A VoIP phone number is fundamentally analogous to the other…
Creating Your Own PBX
Are you thinking about creating your own PBX? There are so many choices and questions when it comes to VoIP that it is no wonder organizations get frustrated when trying to upgrade. Is your data network ready for VoIP?
Should you choose hosted VoIP or on premise deployments? What makes one vendor better than the other and what should you look for when selecting a provider? These are just a few of the decisions that have to be made when considering any VoIP system.
As a general rule of thumb – naturally there are many exceptions – larger organizations tend to purchase and implement their own VoIP equipment via SIP trunks. Small and medium enterprises prefer to use hosted VoIP services for ease-of-use, cost savings and a myriad of other reasons. There are also several resources on the Internet that talk about how to get your enterprise network up to shape and be able to manage the extra voice traffic from VoIP.

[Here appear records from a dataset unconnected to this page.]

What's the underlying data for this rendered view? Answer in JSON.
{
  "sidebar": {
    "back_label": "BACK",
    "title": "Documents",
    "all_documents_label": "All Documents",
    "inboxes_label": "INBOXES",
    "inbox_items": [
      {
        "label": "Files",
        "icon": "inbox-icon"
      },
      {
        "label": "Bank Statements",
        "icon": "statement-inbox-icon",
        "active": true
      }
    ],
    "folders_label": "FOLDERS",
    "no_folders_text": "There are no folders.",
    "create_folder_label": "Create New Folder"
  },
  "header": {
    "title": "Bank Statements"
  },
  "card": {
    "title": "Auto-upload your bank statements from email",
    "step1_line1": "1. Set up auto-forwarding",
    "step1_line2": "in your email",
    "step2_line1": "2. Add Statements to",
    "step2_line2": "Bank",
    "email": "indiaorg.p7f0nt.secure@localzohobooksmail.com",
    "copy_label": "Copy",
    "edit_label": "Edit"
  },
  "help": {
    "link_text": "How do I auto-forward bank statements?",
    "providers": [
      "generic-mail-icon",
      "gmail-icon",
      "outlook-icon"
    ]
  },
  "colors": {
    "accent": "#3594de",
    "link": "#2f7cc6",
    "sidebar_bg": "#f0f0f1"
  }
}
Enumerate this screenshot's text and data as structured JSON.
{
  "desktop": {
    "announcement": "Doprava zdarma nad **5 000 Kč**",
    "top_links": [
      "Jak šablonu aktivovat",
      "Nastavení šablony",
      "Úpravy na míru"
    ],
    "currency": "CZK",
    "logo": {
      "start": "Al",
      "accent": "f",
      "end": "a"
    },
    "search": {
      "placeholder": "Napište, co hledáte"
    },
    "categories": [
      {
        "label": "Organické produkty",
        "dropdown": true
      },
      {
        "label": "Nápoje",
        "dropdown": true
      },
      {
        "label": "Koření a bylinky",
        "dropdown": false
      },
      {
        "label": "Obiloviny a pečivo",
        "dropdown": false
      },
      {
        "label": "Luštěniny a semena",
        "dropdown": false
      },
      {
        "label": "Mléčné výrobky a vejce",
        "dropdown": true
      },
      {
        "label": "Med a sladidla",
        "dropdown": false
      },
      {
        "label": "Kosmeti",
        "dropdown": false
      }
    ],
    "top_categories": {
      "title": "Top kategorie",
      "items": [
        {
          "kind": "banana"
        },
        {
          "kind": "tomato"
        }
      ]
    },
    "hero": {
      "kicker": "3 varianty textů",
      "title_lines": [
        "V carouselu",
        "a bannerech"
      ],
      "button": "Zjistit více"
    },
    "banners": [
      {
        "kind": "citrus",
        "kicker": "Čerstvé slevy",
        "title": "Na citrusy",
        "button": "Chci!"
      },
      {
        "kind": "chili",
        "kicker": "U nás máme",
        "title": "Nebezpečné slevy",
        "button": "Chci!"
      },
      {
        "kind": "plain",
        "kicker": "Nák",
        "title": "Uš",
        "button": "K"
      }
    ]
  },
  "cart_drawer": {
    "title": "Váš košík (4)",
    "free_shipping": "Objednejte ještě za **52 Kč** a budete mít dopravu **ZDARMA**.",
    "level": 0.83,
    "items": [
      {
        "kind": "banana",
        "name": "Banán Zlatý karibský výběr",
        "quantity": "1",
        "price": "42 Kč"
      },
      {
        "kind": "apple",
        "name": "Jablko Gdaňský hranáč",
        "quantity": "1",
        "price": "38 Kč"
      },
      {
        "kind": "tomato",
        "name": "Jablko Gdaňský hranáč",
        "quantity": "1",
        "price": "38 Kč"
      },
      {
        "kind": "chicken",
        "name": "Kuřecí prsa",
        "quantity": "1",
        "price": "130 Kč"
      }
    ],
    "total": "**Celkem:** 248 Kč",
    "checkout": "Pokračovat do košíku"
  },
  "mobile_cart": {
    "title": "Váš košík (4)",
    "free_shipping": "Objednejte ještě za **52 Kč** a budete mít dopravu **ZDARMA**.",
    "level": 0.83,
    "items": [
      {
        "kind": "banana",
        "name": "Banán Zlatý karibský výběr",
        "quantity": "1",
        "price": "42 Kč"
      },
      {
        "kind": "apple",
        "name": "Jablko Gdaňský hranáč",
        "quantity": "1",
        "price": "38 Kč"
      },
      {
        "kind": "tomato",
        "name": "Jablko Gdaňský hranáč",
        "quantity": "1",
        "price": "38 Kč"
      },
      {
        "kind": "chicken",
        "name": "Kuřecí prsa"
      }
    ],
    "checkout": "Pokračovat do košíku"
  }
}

But when it comes right down to it, many people are still curious about the actual process of creating a VoIP PBX.
Most employees are familiar with PBX boxes – they allow users to talk to people within their organization and share external lines. Companies can distribute a few tens or hundreds of phone lines among thousands of employees instead of having one dedicated line to each user. A VoIP PBX or IP PBX is pretty much the same thing, except it manages and routes VoIP calls instead of regular POTS.
For setting up your own VoIP PBX, there are a few options. If a business wants to go the on premise route:
- They can purchase turnkey solutions or
- Use freely available and open sourced software.
There are many providers who offer the complete package for enterprises – hardware, software, maintenance, phone service etc. Or the organization can choose to purchase these separate components from individual vendors and deploy them using in-house expertise. Regardless of which option works best for the company, it usually requires having access to personnel (with knowledge and experience) who can implement and maintain these systems.
On the other hand, the business may choose to purchase hosted VoIP services from a third-party service provider. Creating a VoIP PBX involves two things:
- Purchasing phone service from a VoIP provider (quite a few vendors offer free demos or trial periods for testing)
- Obtaining a VoIP number
Setting up your VoIP PBX
VoIPstudio by Level 7 Systems offers a business VoIP service that is delivered through the cloud for multiple clients. Using this provider as an example, we can see that setting up an IP PBX is not an arduous process. VoIPstudio offers 2 benefits that makes it easy for enterprises to test their service –
- A free trial which doesn’t require a credit card along with
- The ability to get a VoIP number without having to pay for it
The advantage of a VoIP number is that they are not linked to location, so you can purchase numbers that are local in different countries or cities. In this case, the free number is based in the UK but for practical purposes (example for billing), geography doesn’t matter.
Creating an account with VoIPstudio is the usual standard process, requiring nothing more than an email address and making up a password. After email confirmation, you can get a free VoIP number or purchase one for any market. Of course, another option is to port over your existing phone number but that process will take a while longer. If you’re getting a brand-new number, it is assigned immediately without any waiting.
Configuring the VoIP PBX
Accessing and configuring the PBX does not need any dedicated equipment since it is a hosted service. All settings and features can be enabled or disabled at any time through the web dashboard. Generally the organization can set up certain employees with administrator access to control the configuration. The administrator can create ring groups, new user accounts, provision IP phones and access all the other functions necessary to run the PBX.
Naturally the dashboards for administrators and users will look different since the latter group will not have access to any admin features. However depending on their access level, users will be able to enable or disable these features for their own numbers or devices through the web interface.
Connecting your phones with the PBX
Unlike traditional phone service, companies have many options to make and answer calls with VoIP. You can use computers that are equipped with microphones and headsets, mobile devices, analog phones with ATA adapters or dedicated IP desk phones. Most organizations end up using a combination of various options.
Every device has to be registered as an SIP endpoint before it can make and receive calls. For computers, this just means downloading and installing the soft phone application. Once the user enters their account credentials, it gets registered on the IP PBX. If employees want to use their personal or work issued mobile devices, VoIP studio allows them to use it with any SIP/mobile VoIP client of their choice. Generally speaking, the only two things the user needs is the username and password.
Registering IP desk phones can be slightly more complicated depending on where the devices were purchased. As with most service vendors, VoIP studio allows clients to purchase hardware directly through their website. These phones are preconfigured to work on their network and are ready to make calls as soon as they are plugged in and can access an Internet connection. You can also choose to purchase your preferred models from an external party and provision them to use VoIPstudio’s phone service.
As you can see, the process for creating your own VoIP PBX – whether for 10 or 100 employees – is pretty simple. It is not really necessary to have extensive knowledge of computers or phone equipment in order to do so. This is one of the reasons hosted VoIP shines as the preferred choice for many businesses. After all, why go to the hassle of purchasing expensive equipment and then hiring experts in order to operate it if the alternative solution is so easy to set up?